© Copyright Policy - open-access
Related In: Results  -  Collection

License
Show All Figures
getmorefigures.php?uid=PMC4374255&req=5

Figure 1: Overall survival according to the histological types
Mentions: In the comparison of patients with AC, SCC, and UC, there was no difference between three groups according to age, gender, smoking history, tumor size, tumor stage, multicentricity, and treatment modalities [Table 2]. The median survival time of patients with AC and SCC were significantly higher than patients with UC (AC vs. UC, P = 0.001; SCC vs. UC, P = 0.000; AC vs. SCC, P = 0.219) [Table 3 and Figure 1]. Similarly, there were significant differences between tumor stage groups in terms of survival (localized vs. regional, P = 0.001; localized vs. distant, P = 0.000; Regional vs. Distant, P = 0.000) [Table 3]. Median survival time was significantly higher in radical cystectomy ± adjuvant treatment group (P < 0.05) in all histological types [Table 3 and Figures 2–4].

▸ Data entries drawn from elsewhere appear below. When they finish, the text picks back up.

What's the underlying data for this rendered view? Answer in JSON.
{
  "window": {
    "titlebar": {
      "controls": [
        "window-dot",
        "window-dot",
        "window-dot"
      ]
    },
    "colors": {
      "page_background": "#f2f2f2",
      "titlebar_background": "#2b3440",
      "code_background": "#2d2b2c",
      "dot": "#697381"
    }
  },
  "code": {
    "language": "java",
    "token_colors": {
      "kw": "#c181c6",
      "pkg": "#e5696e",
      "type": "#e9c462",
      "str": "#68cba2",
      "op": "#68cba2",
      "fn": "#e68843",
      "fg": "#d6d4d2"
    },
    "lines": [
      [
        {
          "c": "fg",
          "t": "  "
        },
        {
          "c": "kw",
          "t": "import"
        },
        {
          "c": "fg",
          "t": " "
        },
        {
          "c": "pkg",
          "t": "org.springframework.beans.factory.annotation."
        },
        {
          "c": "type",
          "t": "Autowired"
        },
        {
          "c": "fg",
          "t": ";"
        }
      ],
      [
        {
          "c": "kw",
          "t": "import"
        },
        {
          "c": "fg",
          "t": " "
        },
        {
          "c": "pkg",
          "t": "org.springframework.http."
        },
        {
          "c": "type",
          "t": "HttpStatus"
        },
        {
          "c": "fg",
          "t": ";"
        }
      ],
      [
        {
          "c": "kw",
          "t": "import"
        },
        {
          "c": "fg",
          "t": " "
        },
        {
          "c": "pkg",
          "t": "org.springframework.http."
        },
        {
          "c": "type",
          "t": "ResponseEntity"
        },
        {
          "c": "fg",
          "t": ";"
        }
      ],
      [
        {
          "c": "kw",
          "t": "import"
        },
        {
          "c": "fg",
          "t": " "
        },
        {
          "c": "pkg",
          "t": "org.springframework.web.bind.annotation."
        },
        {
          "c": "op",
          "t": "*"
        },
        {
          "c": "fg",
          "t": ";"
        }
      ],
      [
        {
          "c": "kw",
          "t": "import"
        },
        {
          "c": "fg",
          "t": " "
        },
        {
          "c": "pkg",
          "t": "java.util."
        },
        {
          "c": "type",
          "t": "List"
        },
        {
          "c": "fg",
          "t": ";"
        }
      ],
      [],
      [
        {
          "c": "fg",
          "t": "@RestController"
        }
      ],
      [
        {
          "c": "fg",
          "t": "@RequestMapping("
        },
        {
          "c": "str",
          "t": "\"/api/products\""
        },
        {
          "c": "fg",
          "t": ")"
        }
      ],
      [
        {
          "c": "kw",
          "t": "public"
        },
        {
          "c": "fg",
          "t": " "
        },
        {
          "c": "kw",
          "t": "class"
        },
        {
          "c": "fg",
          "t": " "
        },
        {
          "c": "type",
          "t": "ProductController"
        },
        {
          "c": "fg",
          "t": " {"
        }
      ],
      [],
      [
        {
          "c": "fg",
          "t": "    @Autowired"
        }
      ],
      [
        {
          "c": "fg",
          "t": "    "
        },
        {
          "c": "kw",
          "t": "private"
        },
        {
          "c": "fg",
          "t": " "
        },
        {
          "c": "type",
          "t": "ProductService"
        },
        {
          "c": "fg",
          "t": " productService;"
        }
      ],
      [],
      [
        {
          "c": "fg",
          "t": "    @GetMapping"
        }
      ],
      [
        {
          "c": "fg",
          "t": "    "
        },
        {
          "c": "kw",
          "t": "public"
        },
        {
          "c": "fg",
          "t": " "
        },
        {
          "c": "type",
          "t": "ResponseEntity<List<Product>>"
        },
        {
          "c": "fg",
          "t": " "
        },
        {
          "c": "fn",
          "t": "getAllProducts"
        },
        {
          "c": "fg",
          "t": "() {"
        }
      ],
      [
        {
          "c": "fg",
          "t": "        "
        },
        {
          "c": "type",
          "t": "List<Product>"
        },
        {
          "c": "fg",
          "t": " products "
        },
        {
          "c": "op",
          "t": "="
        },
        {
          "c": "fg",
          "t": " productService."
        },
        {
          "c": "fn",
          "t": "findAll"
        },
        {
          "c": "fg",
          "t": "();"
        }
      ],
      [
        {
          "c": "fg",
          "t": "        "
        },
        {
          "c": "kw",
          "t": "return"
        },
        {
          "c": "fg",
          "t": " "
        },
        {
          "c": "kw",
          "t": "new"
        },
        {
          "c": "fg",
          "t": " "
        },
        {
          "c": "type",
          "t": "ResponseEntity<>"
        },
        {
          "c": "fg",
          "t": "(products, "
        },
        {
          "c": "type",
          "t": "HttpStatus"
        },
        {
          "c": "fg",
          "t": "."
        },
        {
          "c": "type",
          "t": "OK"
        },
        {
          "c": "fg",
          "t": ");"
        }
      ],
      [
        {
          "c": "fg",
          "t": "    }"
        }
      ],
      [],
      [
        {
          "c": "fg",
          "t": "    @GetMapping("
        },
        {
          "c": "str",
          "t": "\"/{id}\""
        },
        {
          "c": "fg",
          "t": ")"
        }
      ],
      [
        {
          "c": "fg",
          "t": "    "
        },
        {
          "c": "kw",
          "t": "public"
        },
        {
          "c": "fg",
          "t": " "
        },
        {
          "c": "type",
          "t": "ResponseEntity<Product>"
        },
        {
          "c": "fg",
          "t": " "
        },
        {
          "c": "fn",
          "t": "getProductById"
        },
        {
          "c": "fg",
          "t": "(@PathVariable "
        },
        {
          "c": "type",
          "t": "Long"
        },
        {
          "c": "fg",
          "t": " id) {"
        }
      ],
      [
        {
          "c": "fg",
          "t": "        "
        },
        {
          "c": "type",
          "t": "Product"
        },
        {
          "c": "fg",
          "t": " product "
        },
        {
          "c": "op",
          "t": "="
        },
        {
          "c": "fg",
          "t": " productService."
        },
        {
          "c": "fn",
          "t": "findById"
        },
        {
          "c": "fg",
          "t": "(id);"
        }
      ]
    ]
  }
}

Bottom Line: The median survival time of patients with AC and SCC were significantly higher than patients with UC (AC vs UC, P = 0.001; SCC vs UC, P = 0.000; AC vs.SCC, P = 0.219).Median survival time was significantly higher in radical cystectomy ± adjuvant treatment group (P < 0.05) in all histological types.

View Article: PubMed Central - PubMed

Affiliation: Department of Urology, Izmir Bozyaka Training and Research Hospital, Bozyaka, Izmir, Turkey.

ABSTRACT

Objectives: The aim was to evaluate pathologic diagnosis, treatment and prognosis of 125 patients with nontransitional cell carcinoma of the urinary bladder.

Materials and methods: A total of 3590 patients with bladder tumors operated in our clinic between September 1998 and May 2013 were retrospectively evaluated. A total of 125 patients (107 men and 18 women) with nontransitional cell bladder cancer, confirmed by histopathology, were included in this study. The patients' characteristics, including age, gender, smoking history, tumor size, and localization, histological types, pathological tumor stages, treatment modalities, and survival rates were all recorded.

Results: Of these tumors, 47 (37.6%) were adenocarcinoma (AC), 42 (33.6%) were squamous cell carcinoma (SCC), 23 (18.4%) were undifferentiated carcinoma (UC), 13 (10.4%) were other types of bladder carcinoma. Sixty-three (50.4%) patients had undergone radical cystectomy and pelvic lymphadenectomy ± adjuvant treatment (chemotherapy [CT]/radiotherapy) and 52 (41.6%) patients received radiotherapy ± CT. The median survival time of patients with AC and SCC were significantly higher than patients with UC (AC vs UC, P = 0.001; SCC vs UC, P = 0.000; AC vs. SCC, P = 0.219). Median survival time was significantly higher in radical cystectomy ± adjuvant treatment group (P < 0.05) in all histological types.

Conclusion: Prognosis of urinary bladder tumors was directly related to histological type and stage of the tumor. CT or radiotherapy has limited response rates. Early radical cystectomy should be performed to improve prognosis.

No MeSH data available.


Related in: MedlinePlus